Although her father did not cook so much as man the barbecue grill, he still contributed to her interest in the culinary arts. “As soon as you’d come into the house, he’d be offering food and drinks. And he looked at food as a very social, giving type of thing,” she said.
“I think that influenced me more than him actually cooking, because to me, food is a social experience. I think if [chefs] looked at [food] as just ‘OK, we eat to maintain our bodies,’ I don’t think anybody would bother to be a chef.”
Thank goodness for all the fathers out there like Smith’s.
Ivy Magruder (pictured with his dad on the home page)

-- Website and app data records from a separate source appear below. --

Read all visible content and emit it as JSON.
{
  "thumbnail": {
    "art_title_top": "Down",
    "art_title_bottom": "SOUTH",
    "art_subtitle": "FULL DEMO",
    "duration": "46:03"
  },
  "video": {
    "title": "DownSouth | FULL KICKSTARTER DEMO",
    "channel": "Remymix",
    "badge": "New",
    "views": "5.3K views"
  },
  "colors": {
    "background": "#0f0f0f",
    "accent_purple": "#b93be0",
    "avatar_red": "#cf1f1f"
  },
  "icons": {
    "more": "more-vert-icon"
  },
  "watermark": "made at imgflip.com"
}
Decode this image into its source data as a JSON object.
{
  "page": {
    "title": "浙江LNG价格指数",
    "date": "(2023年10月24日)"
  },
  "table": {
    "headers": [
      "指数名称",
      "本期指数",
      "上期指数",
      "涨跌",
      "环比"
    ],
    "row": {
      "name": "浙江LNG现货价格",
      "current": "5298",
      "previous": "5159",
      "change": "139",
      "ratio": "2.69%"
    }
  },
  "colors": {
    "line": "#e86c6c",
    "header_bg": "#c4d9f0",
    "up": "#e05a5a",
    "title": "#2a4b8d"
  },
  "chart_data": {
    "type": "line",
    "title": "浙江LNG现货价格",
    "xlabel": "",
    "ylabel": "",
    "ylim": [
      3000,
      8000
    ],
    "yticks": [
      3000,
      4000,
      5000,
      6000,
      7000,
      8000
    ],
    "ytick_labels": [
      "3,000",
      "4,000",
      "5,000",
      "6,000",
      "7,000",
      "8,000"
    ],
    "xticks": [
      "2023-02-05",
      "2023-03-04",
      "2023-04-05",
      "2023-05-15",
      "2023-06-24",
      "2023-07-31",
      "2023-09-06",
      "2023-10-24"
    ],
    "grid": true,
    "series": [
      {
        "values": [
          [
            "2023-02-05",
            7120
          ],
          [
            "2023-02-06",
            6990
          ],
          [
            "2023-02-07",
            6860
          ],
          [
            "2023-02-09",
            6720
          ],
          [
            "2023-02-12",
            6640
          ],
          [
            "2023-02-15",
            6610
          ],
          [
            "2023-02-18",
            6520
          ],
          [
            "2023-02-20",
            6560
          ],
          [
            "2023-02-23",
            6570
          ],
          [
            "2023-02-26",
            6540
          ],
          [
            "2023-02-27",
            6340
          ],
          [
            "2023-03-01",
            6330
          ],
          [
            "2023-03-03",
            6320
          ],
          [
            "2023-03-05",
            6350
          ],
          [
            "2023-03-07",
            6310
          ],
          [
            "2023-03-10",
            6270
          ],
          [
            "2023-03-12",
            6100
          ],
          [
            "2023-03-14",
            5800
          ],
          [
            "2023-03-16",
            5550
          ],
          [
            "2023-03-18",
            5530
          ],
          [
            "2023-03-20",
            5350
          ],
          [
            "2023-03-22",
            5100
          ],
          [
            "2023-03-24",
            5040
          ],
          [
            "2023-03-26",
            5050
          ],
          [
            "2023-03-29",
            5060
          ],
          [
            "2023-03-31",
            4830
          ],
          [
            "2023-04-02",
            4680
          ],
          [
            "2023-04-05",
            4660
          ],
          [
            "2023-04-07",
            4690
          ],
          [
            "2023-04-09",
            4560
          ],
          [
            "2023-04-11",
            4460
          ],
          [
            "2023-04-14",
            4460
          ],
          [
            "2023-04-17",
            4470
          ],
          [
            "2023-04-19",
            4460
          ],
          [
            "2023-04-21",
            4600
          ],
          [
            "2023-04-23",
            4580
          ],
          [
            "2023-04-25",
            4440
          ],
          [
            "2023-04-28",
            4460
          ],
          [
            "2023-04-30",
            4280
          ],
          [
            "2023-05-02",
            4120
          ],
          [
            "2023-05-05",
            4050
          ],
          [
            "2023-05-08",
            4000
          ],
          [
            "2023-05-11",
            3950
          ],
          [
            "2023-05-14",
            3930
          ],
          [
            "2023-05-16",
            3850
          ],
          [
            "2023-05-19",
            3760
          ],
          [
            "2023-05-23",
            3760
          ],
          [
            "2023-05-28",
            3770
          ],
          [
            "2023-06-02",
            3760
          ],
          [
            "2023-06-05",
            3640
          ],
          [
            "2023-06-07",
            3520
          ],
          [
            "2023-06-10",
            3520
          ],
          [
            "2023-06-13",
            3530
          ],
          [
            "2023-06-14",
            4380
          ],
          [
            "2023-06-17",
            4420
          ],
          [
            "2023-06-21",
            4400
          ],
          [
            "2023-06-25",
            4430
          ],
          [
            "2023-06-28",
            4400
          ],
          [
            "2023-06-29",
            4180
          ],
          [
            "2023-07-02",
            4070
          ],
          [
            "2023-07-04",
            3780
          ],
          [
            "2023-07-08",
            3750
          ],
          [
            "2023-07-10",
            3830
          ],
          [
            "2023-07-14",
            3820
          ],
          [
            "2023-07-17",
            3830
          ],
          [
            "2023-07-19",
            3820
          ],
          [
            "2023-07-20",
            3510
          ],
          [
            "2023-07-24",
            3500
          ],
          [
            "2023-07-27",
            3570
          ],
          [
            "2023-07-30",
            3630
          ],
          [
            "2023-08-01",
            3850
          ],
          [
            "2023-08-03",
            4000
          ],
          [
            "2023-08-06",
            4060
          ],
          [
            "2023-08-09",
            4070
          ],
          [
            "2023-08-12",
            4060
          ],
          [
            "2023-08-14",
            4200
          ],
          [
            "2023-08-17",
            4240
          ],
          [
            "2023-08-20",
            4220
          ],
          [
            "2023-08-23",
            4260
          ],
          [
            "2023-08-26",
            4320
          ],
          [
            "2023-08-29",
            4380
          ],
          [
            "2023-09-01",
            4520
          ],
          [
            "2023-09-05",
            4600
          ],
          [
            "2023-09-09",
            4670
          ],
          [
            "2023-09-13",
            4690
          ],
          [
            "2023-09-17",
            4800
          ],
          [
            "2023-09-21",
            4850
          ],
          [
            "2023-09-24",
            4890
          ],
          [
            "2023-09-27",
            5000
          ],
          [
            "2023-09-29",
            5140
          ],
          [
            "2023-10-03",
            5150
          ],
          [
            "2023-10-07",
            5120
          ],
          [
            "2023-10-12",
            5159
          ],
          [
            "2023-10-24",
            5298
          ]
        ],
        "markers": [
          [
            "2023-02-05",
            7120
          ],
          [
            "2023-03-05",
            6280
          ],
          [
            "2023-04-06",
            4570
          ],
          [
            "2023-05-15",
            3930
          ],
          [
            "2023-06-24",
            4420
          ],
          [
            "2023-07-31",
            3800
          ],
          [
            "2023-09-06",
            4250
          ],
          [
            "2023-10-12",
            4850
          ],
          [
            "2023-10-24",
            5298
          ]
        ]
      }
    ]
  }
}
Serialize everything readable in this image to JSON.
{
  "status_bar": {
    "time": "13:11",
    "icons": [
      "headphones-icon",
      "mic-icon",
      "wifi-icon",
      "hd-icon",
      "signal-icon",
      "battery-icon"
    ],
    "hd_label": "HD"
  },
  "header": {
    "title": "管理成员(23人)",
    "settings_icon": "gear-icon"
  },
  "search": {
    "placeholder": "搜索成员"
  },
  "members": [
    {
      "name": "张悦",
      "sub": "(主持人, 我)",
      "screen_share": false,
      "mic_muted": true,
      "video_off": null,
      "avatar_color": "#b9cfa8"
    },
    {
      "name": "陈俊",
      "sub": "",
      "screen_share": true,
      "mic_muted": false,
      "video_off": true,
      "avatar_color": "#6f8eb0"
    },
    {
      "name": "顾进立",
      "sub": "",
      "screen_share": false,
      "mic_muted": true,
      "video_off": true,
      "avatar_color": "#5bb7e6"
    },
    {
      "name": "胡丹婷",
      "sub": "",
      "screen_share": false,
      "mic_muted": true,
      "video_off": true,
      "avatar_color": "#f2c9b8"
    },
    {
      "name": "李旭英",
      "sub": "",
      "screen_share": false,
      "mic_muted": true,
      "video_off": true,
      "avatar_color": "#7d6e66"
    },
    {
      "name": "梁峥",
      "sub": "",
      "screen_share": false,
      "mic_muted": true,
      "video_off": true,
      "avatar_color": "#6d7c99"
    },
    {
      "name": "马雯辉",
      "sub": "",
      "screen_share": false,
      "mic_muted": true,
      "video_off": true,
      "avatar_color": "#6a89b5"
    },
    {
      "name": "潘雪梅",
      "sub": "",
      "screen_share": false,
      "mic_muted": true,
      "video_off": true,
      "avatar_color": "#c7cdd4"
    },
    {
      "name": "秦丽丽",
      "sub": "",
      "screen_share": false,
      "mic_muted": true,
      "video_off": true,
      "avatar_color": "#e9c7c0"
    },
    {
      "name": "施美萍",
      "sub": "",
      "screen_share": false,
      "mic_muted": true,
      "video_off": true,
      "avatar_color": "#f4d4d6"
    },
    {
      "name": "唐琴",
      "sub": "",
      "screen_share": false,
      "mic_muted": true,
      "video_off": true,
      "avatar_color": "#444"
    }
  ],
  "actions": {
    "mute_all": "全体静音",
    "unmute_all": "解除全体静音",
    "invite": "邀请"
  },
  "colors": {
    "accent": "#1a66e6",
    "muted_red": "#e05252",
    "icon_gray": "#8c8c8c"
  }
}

When he was executive chef at Eleven Eleven Mississippi, Ivy Magruder put brussels sprouts on the menu because his father insisted he eat them as a child. Magruder never did develop a liking for them, though he enjoys telling the story. In fact, the anecdote became so popular with patrons that he now offers pickled brussels sprouts at Vin de Set Rooftop Bar & Bistro in Lafayette Square, where he is general manager and executive chef.
Magruder’s father challenged his palate often. “Going to a Moroccan restaurant was not uncommon. Or going to a Chinese restaurant. Not take-out Chinese – authentic, roasted-ducks-hanging-from-the-ceiling type Chinese restaurants. I am a chef because [he] turned me on to different cultures [and] different flavors,” he said.
When Magruder was young, his father mainly put in kitchen time on Sunday mornings. Now cooking is the elder Magruder’s “full-time hobby.” Does the professional chef like dining at Dad’s table? Absolutely. And not just because of creations like Tomato-Pancetta Sauce – Magruder gets a lot out of observing his host.
“[When I cook for guests], I think I still struggle with turning it on and off. I still worry. And he [says], ‘The work is done. Let’s enjoy the company.’”
Steve Scherrer (pictured above with his dad)
Steve Scherrer, café chef at Eau Bistro and Café in the Central West End, has a father and a stepfather. “I’ve been blessed,” he said.
Both men travel a lot and often they’ll bring back menus for Scherrer to peruse. His fathers are also a source of valued – because it’s honest – feedback. “Through the years, my fathers have always [said], ‘Oh, I don’t know about that [dish you made]. That’s a little strange,’” he said. Scherrer’s father also helps out sometimes by rolling up his sleeves. “When I owned Arthur Clay’s, he would come there and help. It was a family effort,” he said.
Growing up, Scherrer watched his father whip up meat marinades and grill steaks to everyone’s liking. “And this wasn’t [just] on Sunday,” Scherrer added, “this was on a Monday or a Tuesday after a long day at work.” Memories of these family meals give Scherrer a boost in the kitchen. “You gotta think of something back there all the time,” he said.
What Scherrer perhaps most appreciates is his father’s approach to dining. “That’s always been a real motivation for me, to see how outgoing he is in the restaurant atmosphere. Because it shows what this really can be. [You] just don’t sit down, order and leave – it’s an experience.”